Caution tape, a waxy sulfur yellow like the blood of demons I’ve not yet petrified, blocks my way. There’s a man in extremis—I think perhaps he’s a friend of the family—chasing away onlookers, yelling in a strained voice that crackles. He’s seen the body of the victim, I think, and it’s breaking him, the imprint of it.

Neighbors who have wandered over to see what’s going on catch his eye. He lopes toward them, eyes bulging, spit flying; he’ll turn himself inside out screaming, “You want to watch this shit! You want to watch!?” The neighbors turn away, slink back to their houses. He spots me, eyes widening, for I’ve ducked under the tape, and he comes at me.

I hold up a hand and whisper when he’s close, “I’m here to help.”

Author Bio

Cody SiscoCody Sisco is the author of speculative fiction that straddles the divide between plausible and extraordinary. Tortured Echoes, his second novel, continues the cyberpunk alternate history series that began in Broken Mirror, which tells the story of Victor Eastmore’s journeys on Resonant Earth and beyond.

He is a 2017 Los Angeles Review of Books / USC Publishing Workshop Fellow, and continues to serve the Workshop leading Alumni Affairs. Sisco is also co-organizer of the Los Angeles Writers Critique Group and the co-founder of Made in L.A. writers, an indie author co-op. His startup, BookSwell, provides readers with a calendar and newsletters about author appearances at bookstores and festivals in Los Angeles.


Join Our Newsletter List, Get 4 Free Books

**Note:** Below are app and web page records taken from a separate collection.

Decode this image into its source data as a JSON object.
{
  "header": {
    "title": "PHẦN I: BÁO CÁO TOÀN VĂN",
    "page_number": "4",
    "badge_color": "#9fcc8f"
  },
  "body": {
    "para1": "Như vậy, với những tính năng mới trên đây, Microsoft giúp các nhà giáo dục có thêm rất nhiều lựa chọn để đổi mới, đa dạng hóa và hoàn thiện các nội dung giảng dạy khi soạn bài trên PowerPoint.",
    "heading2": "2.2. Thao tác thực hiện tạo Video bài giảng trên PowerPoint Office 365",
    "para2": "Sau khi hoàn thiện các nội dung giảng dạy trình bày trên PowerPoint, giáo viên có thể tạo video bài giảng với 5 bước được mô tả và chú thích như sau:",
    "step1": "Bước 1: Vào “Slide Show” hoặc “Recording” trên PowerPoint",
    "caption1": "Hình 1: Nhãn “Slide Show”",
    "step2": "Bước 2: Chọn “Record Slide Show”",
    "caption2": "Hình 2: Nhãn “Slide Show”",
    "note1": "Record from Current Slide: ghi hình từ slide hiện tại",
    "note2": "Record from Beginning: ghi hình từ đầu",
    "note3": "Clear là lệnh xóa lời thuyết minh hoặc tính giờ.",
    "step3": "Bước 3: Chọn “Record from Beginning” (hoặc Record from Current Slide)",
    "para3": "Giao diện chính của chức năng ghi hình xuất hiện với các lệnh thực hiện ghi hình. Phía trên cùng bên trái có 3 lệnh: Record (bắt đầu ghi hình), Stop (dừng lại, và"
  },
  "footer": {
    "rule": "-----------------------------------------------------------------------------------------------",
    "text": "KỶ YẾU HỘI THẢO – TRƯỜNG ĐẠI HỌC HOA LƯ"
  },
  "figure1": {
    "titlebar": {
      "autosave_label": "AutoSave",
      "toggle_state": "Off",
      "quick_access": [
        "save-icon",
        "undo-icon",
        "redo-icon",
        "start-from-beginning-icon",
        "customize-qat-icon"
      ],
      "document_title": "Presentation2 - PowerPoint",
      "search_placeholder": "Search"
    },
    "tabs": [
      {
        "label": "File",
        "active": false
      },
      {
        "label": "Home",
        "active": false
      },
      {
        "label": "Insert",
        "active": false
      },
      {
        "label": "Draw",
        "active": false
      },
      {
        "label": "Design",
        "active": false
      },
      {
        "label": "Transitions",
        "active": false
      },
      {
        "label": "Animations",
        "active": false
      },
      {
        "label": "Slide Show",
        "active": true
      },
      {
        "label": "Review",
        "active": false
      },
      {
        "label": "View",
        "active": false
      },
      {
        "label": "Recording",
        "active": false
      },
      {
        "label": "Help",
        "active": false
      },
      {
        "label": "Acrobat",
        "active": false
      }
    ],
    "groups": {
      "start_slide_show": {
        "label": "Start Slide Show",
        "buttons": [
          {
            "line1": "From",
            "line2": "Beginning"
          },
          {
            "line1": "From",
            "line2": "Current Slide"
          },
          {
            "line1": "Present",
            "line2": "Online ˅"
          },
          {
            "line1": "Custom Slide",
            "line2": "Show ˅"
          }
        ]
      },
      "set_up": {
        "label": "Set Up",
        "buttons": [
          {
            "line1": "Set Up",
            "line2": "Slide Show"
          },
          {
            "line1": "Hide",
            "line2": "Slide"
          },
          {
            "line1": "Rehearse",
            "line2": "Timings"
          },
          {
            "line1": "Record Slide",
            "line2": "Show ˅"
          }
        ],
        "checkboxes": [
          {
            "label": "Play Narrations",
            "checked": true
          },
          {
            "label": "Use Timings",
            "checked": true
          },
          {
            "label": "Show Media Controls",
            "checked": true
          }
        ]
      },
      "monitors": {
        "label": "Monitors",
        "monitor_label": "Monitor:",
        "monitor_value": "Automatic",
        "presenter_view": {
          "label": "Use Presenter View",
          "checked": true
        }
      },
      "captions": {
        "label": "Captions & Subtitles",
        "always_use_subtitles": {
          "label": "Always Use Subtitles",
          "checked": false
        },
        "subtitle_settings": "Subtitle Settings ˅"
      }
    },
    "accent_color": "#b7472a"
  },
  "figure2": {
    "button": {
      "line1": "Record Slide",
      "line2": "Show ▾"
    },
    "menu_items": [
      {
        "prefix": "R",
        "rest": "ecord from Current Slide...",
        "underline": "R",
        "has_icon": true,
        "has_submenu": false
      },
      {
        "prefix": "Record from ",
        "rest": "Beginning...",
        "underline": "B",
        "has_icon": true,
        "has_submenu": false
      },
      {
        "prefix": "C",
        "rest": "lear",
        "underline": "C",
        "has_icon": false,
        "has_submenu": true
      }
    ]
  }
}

File Type Preferred *
Privacy *
Queer Sci Fi Newsletter Consent *
Please consider also subscribing to the newsletters of the authors who are providing these free eBooks to you.
Author Newsletter Consent *
Check your inbox to confirm your addition to the list(s)